Before we delve into the connection between myosis and macular degeneration, it's important to understand what these two terms mean. Myosis, also known as miosis, refers to the constriction of the pupil in response to light or certain medications. This process is essential for our eyes to adapt to different lighting conditions, allowing us to see clearly in various environments. On the other hand, macular degeneration is a progressive eye condition that affects the macula, the central part of the retina responsible for sharp, central vision. As the disease progresses, it leads to a gradual loss of central vision, making daily tasks such as reading and driving difficult.
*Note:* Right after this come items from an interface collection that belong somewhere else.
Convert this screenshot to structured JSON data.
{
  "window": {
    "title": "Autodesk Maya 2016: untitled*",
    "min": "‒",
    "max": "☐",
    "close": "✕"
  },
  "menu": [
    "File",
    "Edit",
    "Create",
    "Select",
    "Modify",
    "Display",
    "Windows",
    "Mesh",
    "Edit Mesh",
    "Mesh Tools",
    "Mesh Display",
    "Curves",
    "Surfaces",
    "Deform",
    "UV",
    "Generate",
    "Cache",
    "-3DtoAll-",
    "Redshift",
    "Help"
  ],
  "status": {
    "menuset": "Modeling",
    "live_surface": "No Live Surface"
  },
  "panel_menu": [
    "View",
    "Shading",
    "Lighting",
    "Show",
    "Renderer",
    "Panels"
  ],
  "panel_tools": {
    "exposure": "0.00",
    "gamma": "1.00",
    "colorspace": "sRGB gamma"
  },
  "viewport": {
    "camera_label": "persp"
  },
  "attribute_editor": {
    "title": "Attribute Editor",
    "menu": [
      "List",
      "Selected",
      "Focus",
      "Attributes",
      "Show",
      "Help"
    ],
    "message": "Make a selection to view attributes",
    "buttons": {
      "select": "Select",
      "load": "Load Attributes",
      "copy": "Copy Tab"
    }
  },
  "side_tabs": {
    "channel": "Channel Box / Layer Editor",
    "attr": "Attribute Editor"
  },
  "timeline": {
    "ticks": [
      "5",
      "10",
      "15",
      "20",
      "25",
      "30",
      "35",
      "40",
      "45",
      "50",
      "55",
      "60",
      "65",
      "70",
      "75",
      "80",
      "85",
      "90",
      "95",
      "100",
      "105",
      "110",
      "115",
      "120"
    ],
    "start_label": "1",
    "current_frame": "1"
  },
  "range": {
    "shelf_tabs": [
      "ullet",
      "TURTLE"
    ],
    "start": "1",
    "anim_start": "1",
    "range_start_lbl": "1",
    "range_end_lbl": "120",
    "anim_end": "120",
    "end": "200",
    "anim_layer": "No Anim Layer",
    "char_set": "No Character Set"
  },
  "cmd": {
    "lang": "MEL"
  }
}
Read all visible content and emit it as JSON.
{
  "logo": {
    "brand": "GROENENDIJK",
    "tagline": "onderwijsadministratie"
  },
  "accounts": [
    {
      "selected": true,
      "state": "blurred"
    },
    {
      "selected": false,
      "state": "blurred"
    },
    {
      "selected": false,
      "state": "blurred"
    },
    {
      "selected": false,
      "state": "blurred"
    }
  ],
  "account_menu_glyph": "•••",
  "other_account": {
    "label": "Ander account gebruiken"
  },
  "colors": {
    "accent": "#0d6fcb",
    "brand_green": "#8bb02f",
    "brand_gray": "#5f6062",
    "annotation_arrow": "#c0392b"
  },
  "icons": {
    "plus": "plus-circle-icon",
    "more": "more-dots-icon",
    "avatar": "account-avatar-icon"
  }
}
Now that we have a basic understanding of myosis and macular degeneration, let's explore how the two are connected. Research has shown that prolonged myosis, particularly in low-light conditions, can contribute to the development of macular degeneration. This is because when the pupil is constricted, less light enters the eye, forcing the retina to work harder to process visual information. Over time, this increased strain on the retina can lead to the deterioration of the macula, ultimately resulting in macular degeneration.
There are several factors that can influence the connection between myosis and macular degeneration. Factors such as age, genetics, and lifestyle choices can all play a role in the development of macular degeneration. Additionally, certain medications and medical conditions can also cause prolonged myosis, increasing the risk of developing this eye disease. It is important to be aware of these factors and take steps to reduce your risk, such as maintaining a healthy lifestyle, getting regular eye exams, and discussing any concerns with your eye care professional.
Being aware of the signs and symptoms of macular degeneration can help you detect the disease early and seek appropriate treatment. Some common symptoms include difficulty seeing in low light, blurry or distorted vision, and a gradual loss of central vision. You may also notice that straight lines appear wavy or that objects in your central vision appear smaller than they actually are. If you experience any of these symptoms, it is important to consult your eye care professional as soon as possible.
While there is no surefire way to prevent macular degeneration, there are steps you can take to reduce your risk. This includes maintaining a healthy lifestyle by eating a balanced diet rich in antioxidants and omega-3 fatty acids, exercising regularly, and avoiding smoking. Additionally, protecting your eyes from harmful ultraviolet (UV) rays with sunglasses and getting regular eye exams can also help in early detection and management of the disease.
If you suspect that you may have macular degeneration, it is crucial to consult an eye care professional for a comprehensive eye exam. They will perform various tests to assess the health of your retina and macula, as well as check for any signs of the disease. If diagnosed with macular degeneration, your treatment options may include medications, laser therapy, or in some cases, surgery. The goal of treatment is to slow the progression of the disease and preserve your remaining vision as much as possible.
Living with macular degeneration can be challenging, as the loss of central vision can greatly impact your daily activities. However, there are resources and support available to help you cope with the disease and maintain your independence. This includes low vision aids, such as magnifiers and specialized glasses, as well as rehabilitation programs that teach you how to use your remaining vision more effectively. Additionally, support groups and counseling can also provide emotional support and help you connect with others facing similar challenges.
The connection between myosis and macular degeneration highlights the importance of maintaining good eye health and being aware of the factors that can contribute to the development of this progressive eye disease. By understanding the signs and symptoms, taking preventive measures, and seeking appropriate treatment, you can help reduce your risk of macular degeneration and preserve your vision for as long as possible.